Oral Remarks of Sidney Traum,
a Miami lawyer-CPA practitioner
Sidney Traum, a Miami lawyer-CPA practitioner, was the principal in a trio of witnesses representing the American Association of Attorney-CPAs (AAA-CPAs) that included David Ostrove and Philip Brent. All three are past presidents of the AAA-CPAs and are both licensed lawyers and licensed CPAs. Pointing to the Uniform Accountancy Act that proposes non-CPA ownership of just under 50% of an accounting firm Mr. Traum said this trend toward multidisciplinary practice can’t be stopped; delivery of legal services can merely be shaped to protect the client and the public. He agreed that tax is the practice of law but it is the authorized practice of law by accountants. He thinks the legal and accounting professions, in conjunction with the states, should work together to resolve the MDP issue. Just as accountants now have different rules for those who perform audits and those who don’t, he suggests lawyers might want to consider different rules for litigators and those who don’t appear in court. Mr. Ostrove, who has been extremely active in both lawyer and accountant malpractice issues, spoke to the increase in civil and criminal liability when a single practice is converted into a multidisciplinary one. It took years for practitioners who wanted to perform both legal and accounting services to obtain adequate malpractice coverage. He gave examples of the imputation problem and liability triggered by the difference between the accountant’s and the lawyer’s definition of independence. Mr. Brent called the Commission’s attention to the official release published in the February 1999 issue of the Journal of Accountancy that presents Alternative Practice Structures (APS) Independence Rules for Persons and Entities other than a Member. The release develops application of the independence rule to the APS model (Proposed Interpretation under Rule 101, 4/15/98) wherein the publicly owned company (Public Co.) with subsidiaries such as an insurance company, bank, or broker/dealer has a professional service company subsidiary that offers nonattest services contemplated in the practice of public accounting, provided by owners and employees of Oldfirm, and a new CPA firm (Newfirm) formed as a subsidiary of the professional service company, owned by CPAs including the former owners of Oldfirm, that provides attest services. Only the sub-subsidiary Newfirm would require majority ownership by CPAs. Mr. Brent said the bulk of the dual practitioners are small firms. He urged the Commission to consider: 1) public ownership of law firms, 2) different rules for the distinguishing function of the profession - court appearances/litigation for lawyers and the attest function for accountants, and 3) treatment of conflicts by the ALI Restatement of the Law Governing Lawyers to be coordinated with the Commission’s MDP recommendation.

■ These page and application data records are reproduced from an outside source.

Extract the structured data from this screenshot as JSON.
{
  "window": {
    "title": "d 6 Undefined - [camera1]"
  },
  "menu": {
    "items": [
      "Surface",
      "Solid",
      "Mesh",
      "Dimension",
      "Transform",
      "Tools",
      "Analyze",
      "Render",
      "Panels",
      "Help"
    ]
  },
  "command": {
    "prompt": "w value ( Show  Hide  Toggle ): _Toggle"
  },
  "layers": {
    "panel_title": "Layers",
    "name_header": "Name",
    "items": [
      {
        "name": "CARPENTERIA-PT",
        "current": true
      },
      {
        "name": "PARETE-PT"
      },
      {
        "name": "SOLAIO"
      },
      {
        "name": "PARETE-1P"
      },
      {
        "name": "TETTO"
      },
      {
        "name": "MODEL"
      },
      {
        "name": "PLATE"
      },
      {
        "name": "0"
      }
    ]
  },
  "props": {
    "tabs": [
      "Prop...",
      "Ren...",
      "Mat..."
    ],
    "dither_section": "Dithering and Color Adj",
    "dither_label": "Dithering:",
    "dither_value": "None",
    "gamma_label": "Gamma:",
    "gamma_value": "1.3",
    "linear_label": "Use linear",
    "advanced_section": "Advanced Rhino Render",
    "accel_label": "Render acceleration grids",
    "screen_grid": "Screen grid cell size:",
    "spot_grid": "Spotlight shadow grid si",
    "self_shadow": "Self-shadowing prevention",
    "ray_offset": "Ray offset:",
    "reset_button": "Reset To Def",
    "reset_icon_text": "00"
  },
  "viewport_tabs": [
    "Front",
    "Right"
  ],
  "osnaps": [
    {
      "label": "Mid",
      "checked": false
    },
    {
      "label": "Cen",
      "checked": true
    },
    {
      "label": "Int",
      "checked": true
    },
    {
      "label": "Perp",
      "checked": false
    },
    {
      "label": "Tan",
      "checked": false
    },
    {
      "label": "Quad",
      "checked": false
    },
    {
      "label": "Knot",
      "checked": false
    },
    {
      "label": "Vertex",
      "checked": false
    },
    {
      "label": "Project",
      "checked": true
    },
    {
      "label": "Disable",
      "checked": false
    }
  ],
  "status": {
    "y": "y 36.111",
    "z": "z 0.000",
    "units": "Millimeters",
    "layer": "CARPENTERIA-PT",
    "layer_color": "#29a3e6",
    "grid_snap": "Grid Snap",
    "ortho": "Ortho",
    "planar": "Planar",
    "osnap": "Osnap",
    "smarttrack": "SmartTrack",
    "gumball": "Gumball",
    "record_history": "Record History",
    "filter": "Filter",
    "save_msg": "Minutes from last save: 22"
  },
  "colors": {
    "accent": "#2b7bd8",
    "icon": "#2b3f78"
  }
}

Mr. Traum urged that any lawyer rules not penalize lawyers for being a lawyer, that is, they should allow a level playing field in the marketplace for services so a lawyer can get business in the same way other people can get business. Upon questioning Mr. Brent emphasized the need for education of the client to ensure he or she understands the capacity in which the professional is acting. He suggests his retainer agreement be reviewed by another attorney. When Ms. Lamm asked him what he did when the ethical obligations of the two professions conflicted Mr. Brent said he would withdraw. Mr. Traum reminded the Commission that if a CPA is one of the many who do not do auditing work he does not have to be independent. In discussing the level playing field the presenters told Mr. Nelson that lawyers’ prohibition against solicitation for business type services should be adjusted to allow for consumer protection but better reflect the market realities as all three witnesses said that the Commission should remember that the market will regulate service providers that do not perform their jobs well. Professor Hazard raised the issue of whether accountants could work on matters involving confidential information for direct competitors as long as an insulation wall was maintained between the accounting teams; the presenters believed that AICPA rules require the clients be told of the competing work so they have the option of consent (if the audit function is not involved) or withdrawing. The presenters were asked to submit to the Commission a writing on this information as well as a list of malpractice carriers who provide coverage for lawyer-CPAs. Most small CPA practitioners in the U.S., even if they do compilations or reviews, do not perform audits, so it would not be an issue for most if the Commission advocated changing the rules to allow MDPs but prohibit them from doing audit work. The presenters confirmed to the Chair that, in their experience, if accountants received a summons or subpoena to produce client records or their work papers, they produced them immediately as there exists no accountant privilege to shield production; they were surprised by the E&Y representative’s statement of initial noncompliance with the demand unless there was client consent or a court order.